An alloy of mercury and another metal is called an “amalgam.” The “silver penny” that boys make by rubbing mercury on a clean copper cent is the result of amalgamation. Zinc rods of wet primary batteries are coated with mercury to provide an alloy surface that acts as if it were pure zinc. Plastic amalgams of mercury and silver or gold are used as dental fillings, their plasticity controlled by the amount of mercury. Surfaces of metal objects may be amalgamated with mercury also by dipping them into a solution of a mercury salt.

Because mercury will unite directly with every ordinary metal but iron and platinum, those working with it must be careful not to let it touch their gold or silver rings or other jewelry. If a metal article can be heated safely, however, the mercury can be driven off by heating it carefully over a medium-low flame.

One of the most spectacular salts of mercury is mercuric thiocyanate. Pellets of this salt are known as “Pharaoh’s serpents.” Lighted at the tip, they produce a voluminous ash that curls grotesquely like a live snake. You can make mercuric thiocyanate by slowly pouring a strong solution of potassium thiocyanate into a solution of mercuric chloride until the formation of a white precipitate stops. A few drops of a solution of iron chloride in the original mercuric chloride solution will show the completed reaction better. Stir this mixture constantly while adding the potassium thiocyanate, and stop pouring when it turns a stable pinkish
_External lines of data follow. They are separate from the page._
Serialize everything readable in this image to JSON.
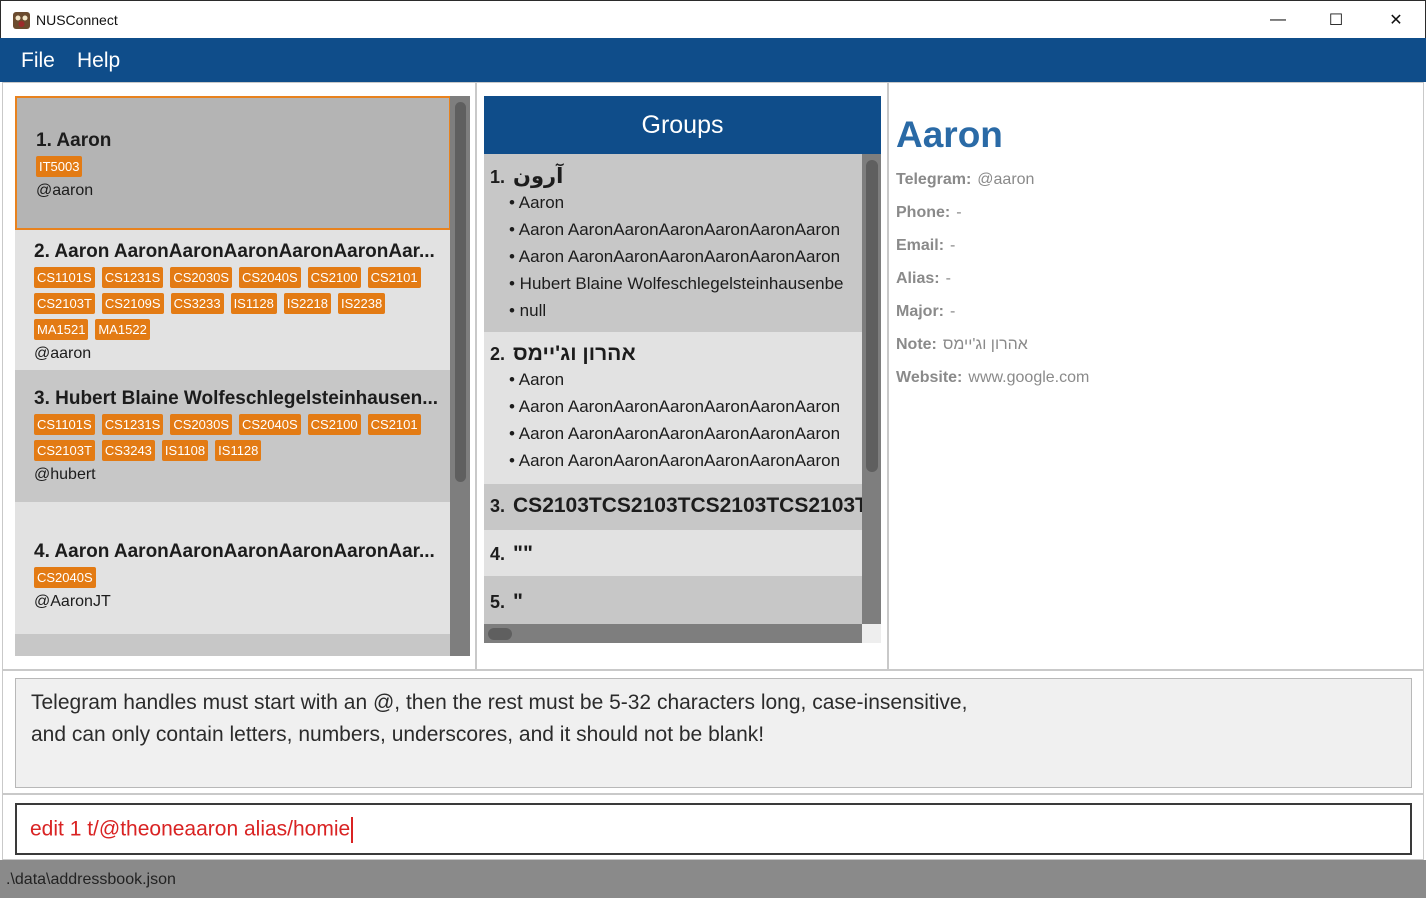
{
  "window": {
    "title": "NUSConnect",
    "icon": "app-icon",
    "controls": {
      "minimize": "—",
      "maximize": "☐",
      "close": "✕"
    }
  },
  "menu": {
    "file": "File",
    "help": "Help"
  },
  "persons": [
    {
      "name": "1. Aaron",
      "tags": [
        "IT5003"
      ],
      "handle": "@aaron"
    },
    {
      "name": "2. Aaron AaronAaronAaronAaronAaronAar...",
      "tags": [
        "CS1101S",
        "CS1231S",
        "CS2030S",
        "CS2040S",
        "CS2100",
        "CS2101",
        "CS2103T",
        "CS2109S",
        "CS3233",
        "IS1128",
        "IS2218",
        "IS2238",
        "MA1521",
        "MA1522"
      ],
      "handle": "@aaron"
    },
    {
      "name": "3. Hubert Blaine Wolfeschlegelsteinhausen...",
      "tags": [
        "CS1101S",
        "CS1231S",
        "CS2030S",
        "CS2040S",
        "CS2100",
        "CS2101",
        "CS2103T",
        "CS3243",
        "IS1108",
        "IS1128"
      ],
      "handle": "@hubert"
    },
    {
      "name": "4. Aaron AaronAaronAaronAaronAaronAar...",
      "tags": [
        "CS2040S"
      ],
      "handle": "@AaronJT"
    }
  ],
  "groups": {
    "header": "Groups",
    "items": [
      {
        "num": "1.",
        "title": "آرون",
        "members": [
          "• Aaron",
          "• Aaron AaronAaronAaronAaronAaronAaron",
          "• Aaron AaronAaronAaronAaronAaronAaron",
          "• Hubert Blaine Wolfeschlegelsteinhausenbe",
          "• null"
        ]
      },
      {
        "num": "2.",
        "title": "אהרון וג'יימס",
        "members": [
          "• Aaron",
          "• Aaron AaronAaronAaronAaronAaronAaron",
          "• Aaron AaronAaronAaronAaronAaronAaron",
          "• Aaron AaronAaronAaronAaronAaronAaron"
        ]
      },
      {
        "num": "3.",
        "title": "CS2103TCS2103TCS2103TCS2103T"
      },
      {
        "num": "4.",
        "title": "\"\""
      },
      {
        "num": "5.",
        "title": "\""
      }
    ]
  },
  "details": {
    "name": "Aaron",
    "telegram_label": "Telegram:",
    "telegram": "@aaron",
    "phone_label": "Phone:",
    "phone": "-",
    "email_label": "Email:",
    "email": "-",
    "alias_label": "Alias:",
    "alias": "-",
    "major_label": "Major:",
    "major": "-",
    "note_label": "Note:",
    "note": "אהרון וג'יימס",
    "website_label": "Website:",
    "website": "www.google.com"
  },
  "result": {
    "line1": "Telegram handles must start with an @, then the rest must be 5-32 characters long, case-insensitive,",
    "line2": "and can only contain letters, numbers, underscores, and it should not be blank!"
  },
  "command": {
    "value": "edit 1 t/@theoneaaron alias/homie"
  },
  "status": {
    "path": ".\\data\\addressbook.json"
  },
  "colors": {
    "accent": "#0f4d8a",
    "tag": "#e37b14",
    "selected_border": "#e8821e",
    "detail_name": "#2a6aa6",
    "command_text": "#d92323"
  }
}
hue. The white precipitate that settles to the bottom should be washed by de-cantation. Pour off the clear upper solution, add fresh water, shake, allow it to settle, and again pour off. Repeat these steps several times. The remaining precipitate is spread on glass to dry without heat. Work the dry powder into a stiff paste by adding a little water containing a few drops of mucilage and a few grains of potassium nitrate. Then mold the paste into little conical pellets and let them dry thoroughly.